▶ Problem statement:
With no images included, output each entry below exactly as it appears.
Input material: Begin
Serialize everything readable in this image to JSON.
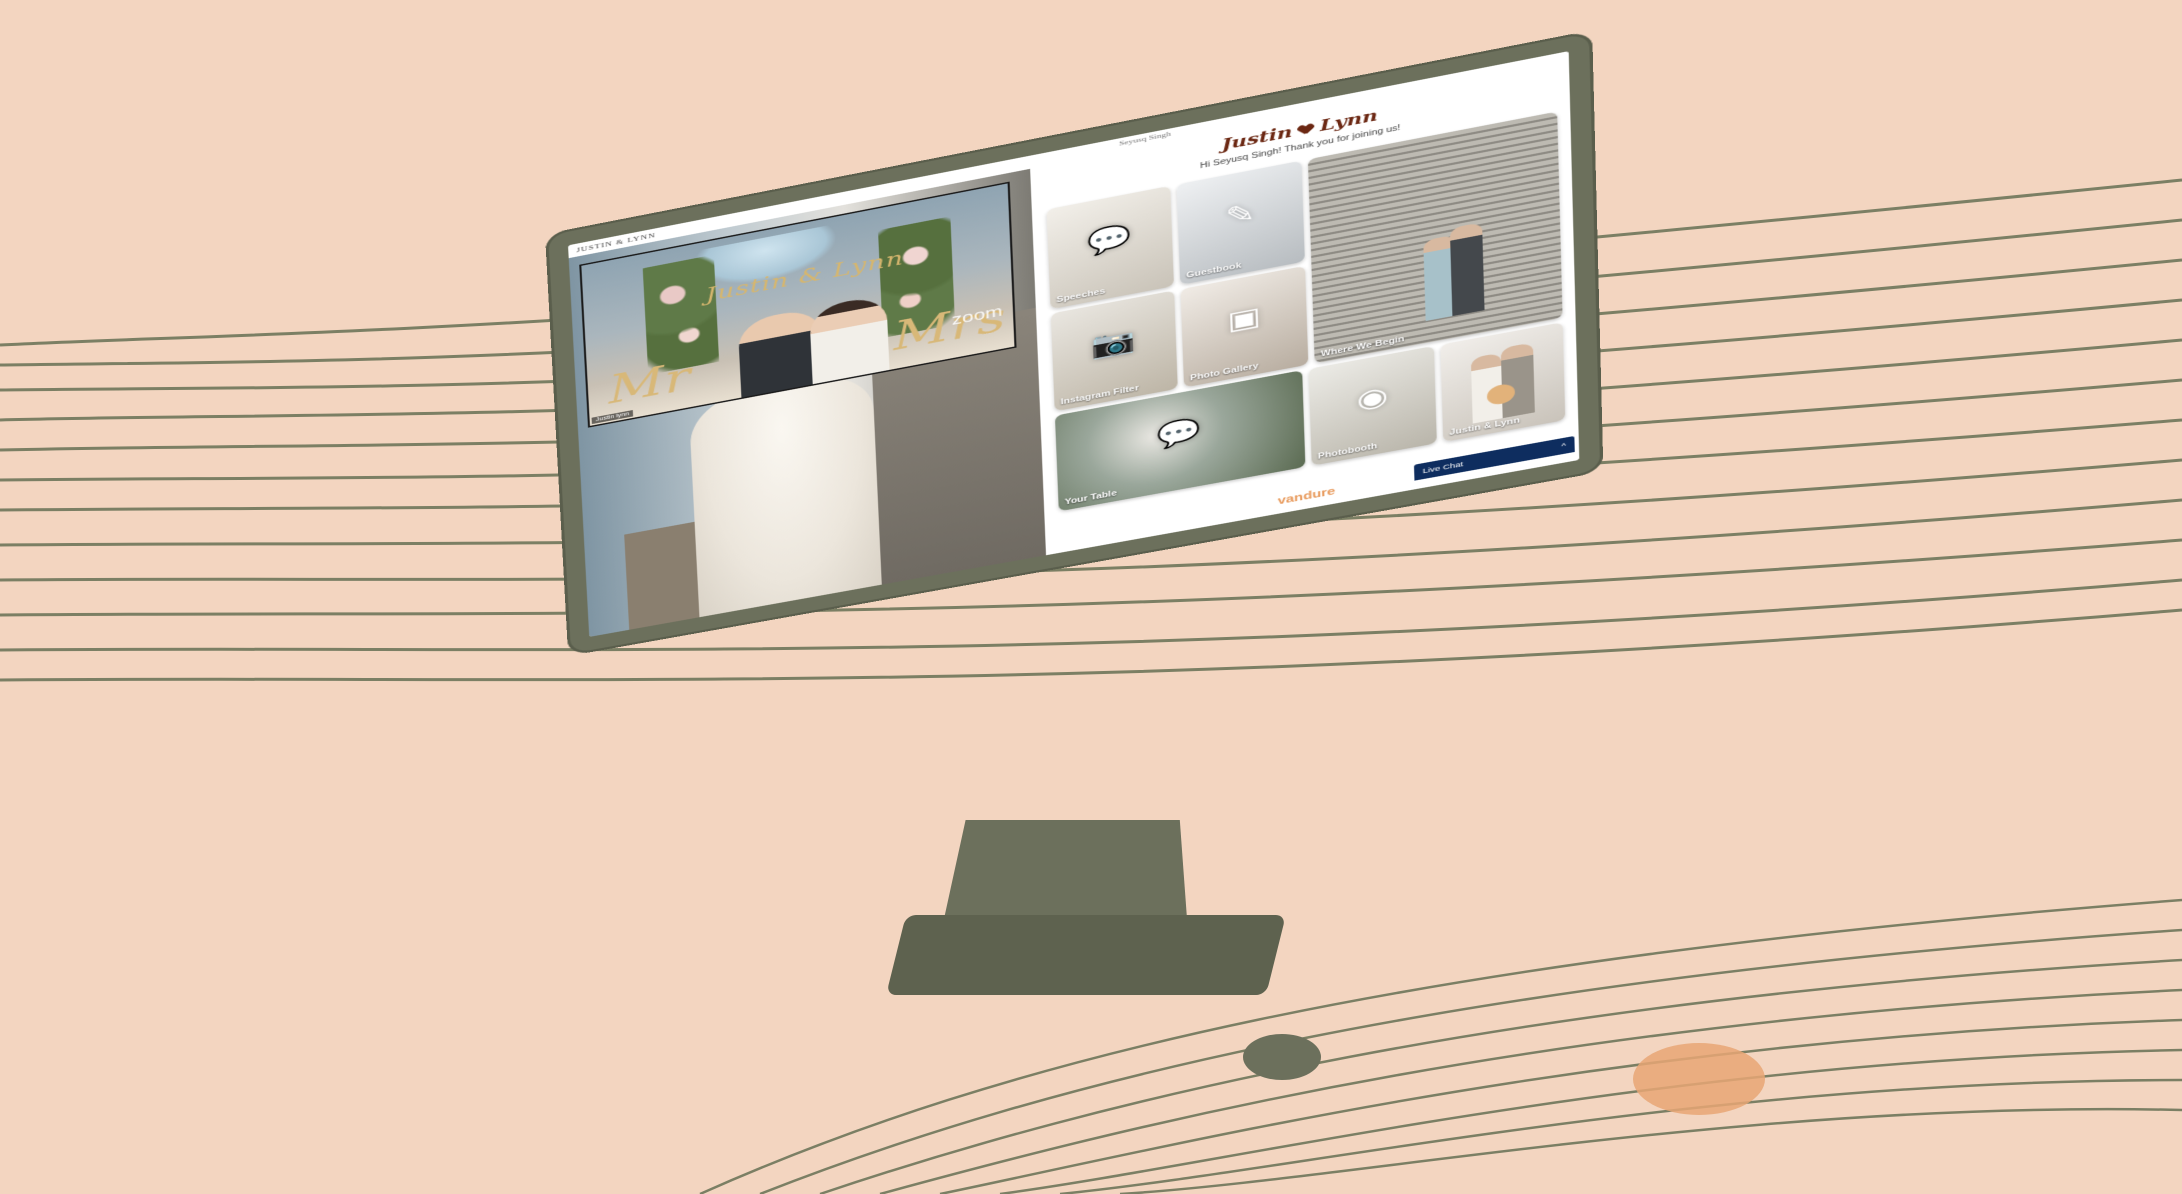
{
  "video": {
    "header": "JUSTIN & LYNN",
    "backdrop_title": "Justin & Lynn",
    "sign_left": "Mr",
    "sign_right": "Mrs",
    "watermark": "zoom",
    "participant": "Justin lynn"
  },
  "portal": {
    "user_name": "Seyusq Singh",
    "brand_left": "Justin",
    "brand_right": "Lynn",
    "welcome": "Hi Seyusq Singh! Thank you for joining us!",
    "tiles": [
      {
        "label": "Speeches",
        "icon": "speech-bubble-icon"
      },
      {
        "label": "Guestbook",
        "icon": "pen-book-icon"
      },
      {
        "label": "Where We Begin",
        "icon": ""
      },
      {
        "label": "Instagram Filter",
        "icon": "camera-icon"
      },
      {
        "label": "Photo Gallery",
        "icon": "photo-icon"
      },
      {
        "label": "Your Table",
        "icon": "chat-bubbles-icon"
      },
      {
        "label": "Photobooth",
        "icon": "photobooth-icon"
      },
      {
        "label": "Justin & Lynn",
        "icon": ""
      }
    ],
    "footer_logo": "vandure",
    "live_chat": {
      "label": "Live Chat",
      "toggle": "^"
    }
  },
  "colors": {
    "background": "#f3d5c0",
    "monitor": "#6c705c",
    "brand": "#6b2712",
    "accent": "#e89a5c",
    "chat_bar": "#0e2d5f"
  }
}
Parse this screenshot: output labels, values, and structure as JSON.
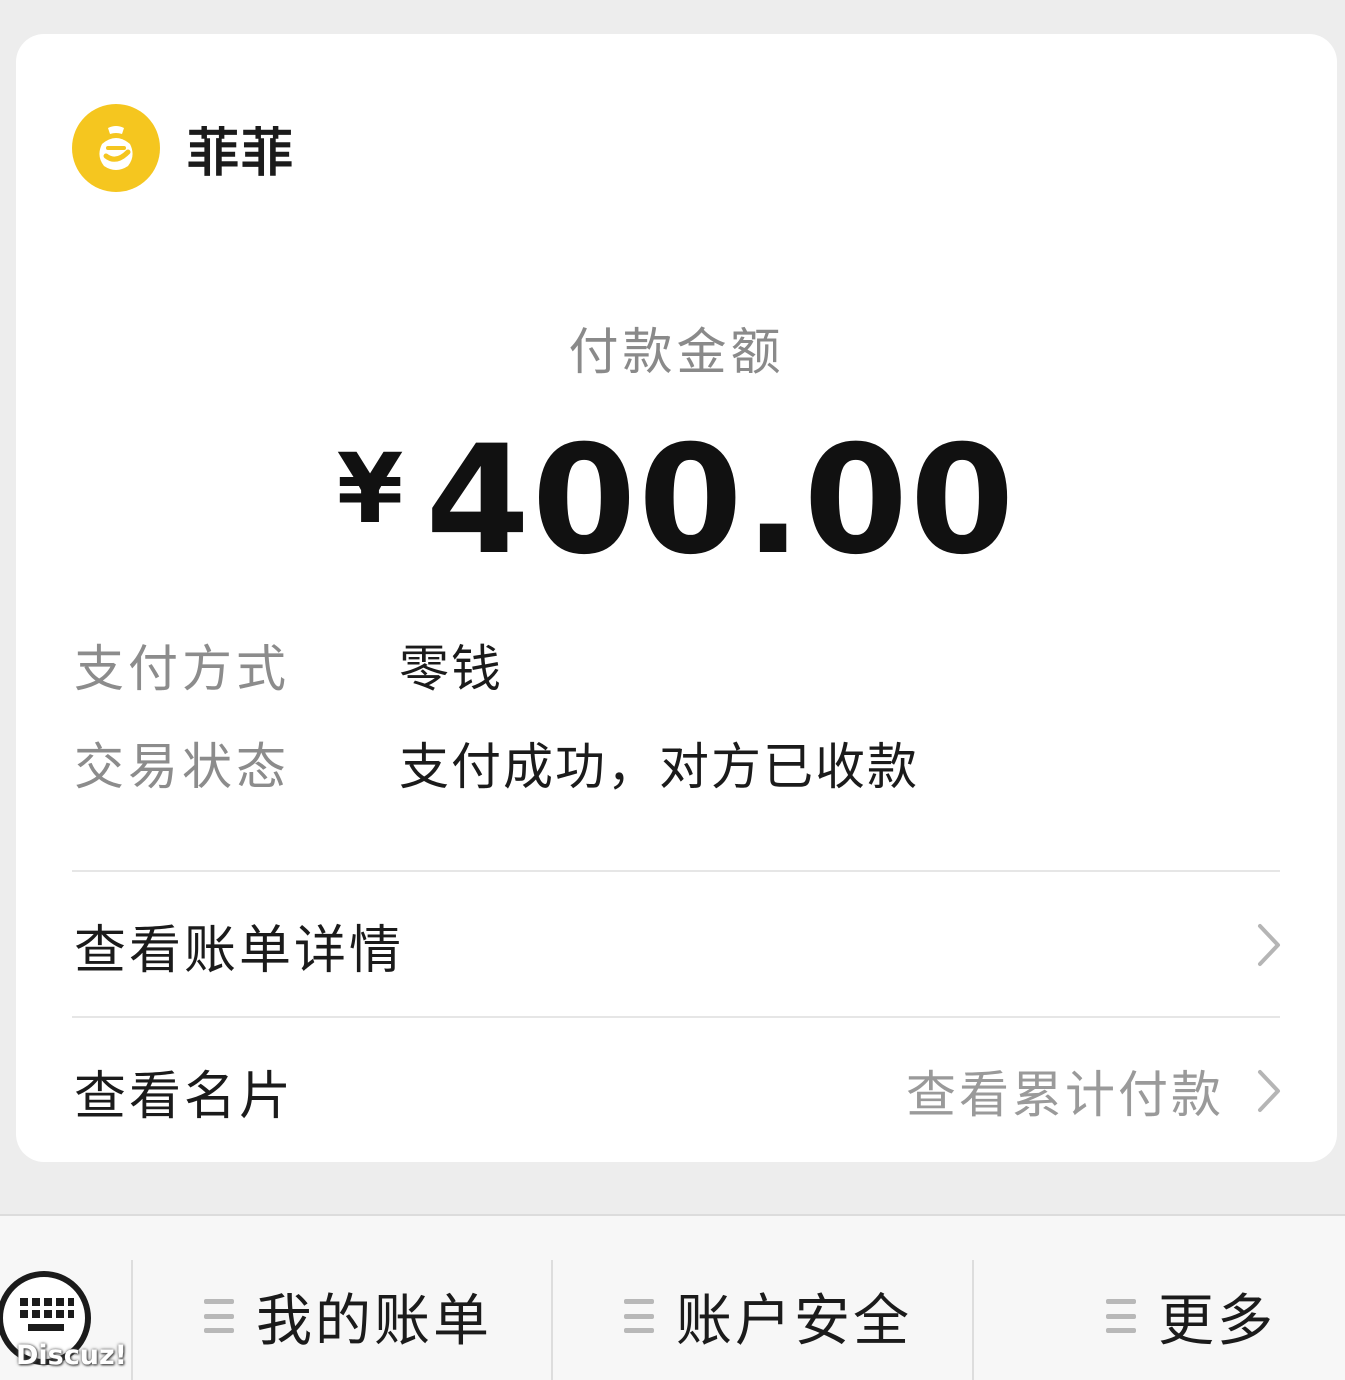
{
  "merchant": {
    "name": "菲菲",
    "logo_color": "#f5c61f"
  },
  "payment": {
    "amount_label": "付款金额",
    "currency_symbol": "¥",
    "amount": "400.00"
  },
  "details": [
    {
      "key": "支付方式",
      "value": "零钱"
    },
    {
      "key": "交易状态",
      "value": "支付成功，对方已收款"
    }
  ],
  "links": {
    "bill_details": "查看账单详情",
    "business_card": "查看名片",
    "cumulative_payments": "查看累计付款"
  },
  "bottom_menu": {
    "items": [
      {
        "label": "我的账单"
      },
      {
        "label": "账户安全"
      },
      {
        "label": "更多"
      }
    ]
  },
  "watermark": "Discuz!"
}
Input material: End
▶ Written solution:
Serialize everything readable in this image to JSON.
{
  "video": {
    "header": "JUSTIN & LYNN",
    "backdrop_title": "Justin & Lynn",
    "sign_left": "Mr",
    "sign_right": "Mrs",
    "watermark": "zoom",
    "participant": "Justin lynn"
  },
  "portal": {
    "user_name": "Seyusq Singh",
    "brand_left": "Justin",
    "brand_right": "Lynn",
    "welcome": "Hi Seyusq Singh! Thank you for joining us!",
    "tiles": [
      {
        "label": "Speeches",
        "icon": "speech-bubble-icon"
      },
      {
        "label": "Guestbook",
        "icon": "pen-book-icon"
      },
      {
        "label": "Where We Begin",
        "icon": ""
      },
      {
        "label": "Instagram Filter",
        "icon": "camera-icon"
      },
      {
        "label": "Photo Gallery",
        "icon": "photo-icon"
      },
      {
        "label": "Your Table",
        "icon": "chat-bubbles-icon"
      },
      {
        "label": "Photobooth",
        "icon": "photobooth-icon"
      },
      {
        "label": "Justin & Lynn",
        "icon": ""
      }
    ],
    "footer_logo": "vandure",
    "live_chat": {
      "label": "Live Chat",
      "toggle": "^"
    }
  },
  "colors": {
    "background": "#f3d5c0",
    "monitor": "#6c705c",
    "brand": "#6b2712",
    "accent": "#e89a5c",
    "chat_bar": "#0e2d5f"
  }
}
Parse this screenshot: output labels, values, and structure as JSON.
{
  "merchant": {
    "name": "菲菲",
    "logo_color": "#f5c61f"
  },
  "payment": {
    "amount_label": "付款金额",
    "currency_symbol": "¥",
    "amount": "400.00"
  },
  "details": [
    {
      "key": "支付方式",
      "value": "零钱"
    },
    {
      "key": "交易状态",
      "value": "支付成功，对方已收款"
    }
  ],
  "links": {
    "bill_details": "查看账单详情",
    "business_card": "查看名片",
    "cumulative_payments": "查看累计付款"
  },
  "bottom_menu": {
    "items": [
      {
        "label": "我的账单"
      },
      {
        "label": "账户安全"
      },
      {
        "label": "更多"
      }
    ]
  },
  "watermark": "Discuz!"
}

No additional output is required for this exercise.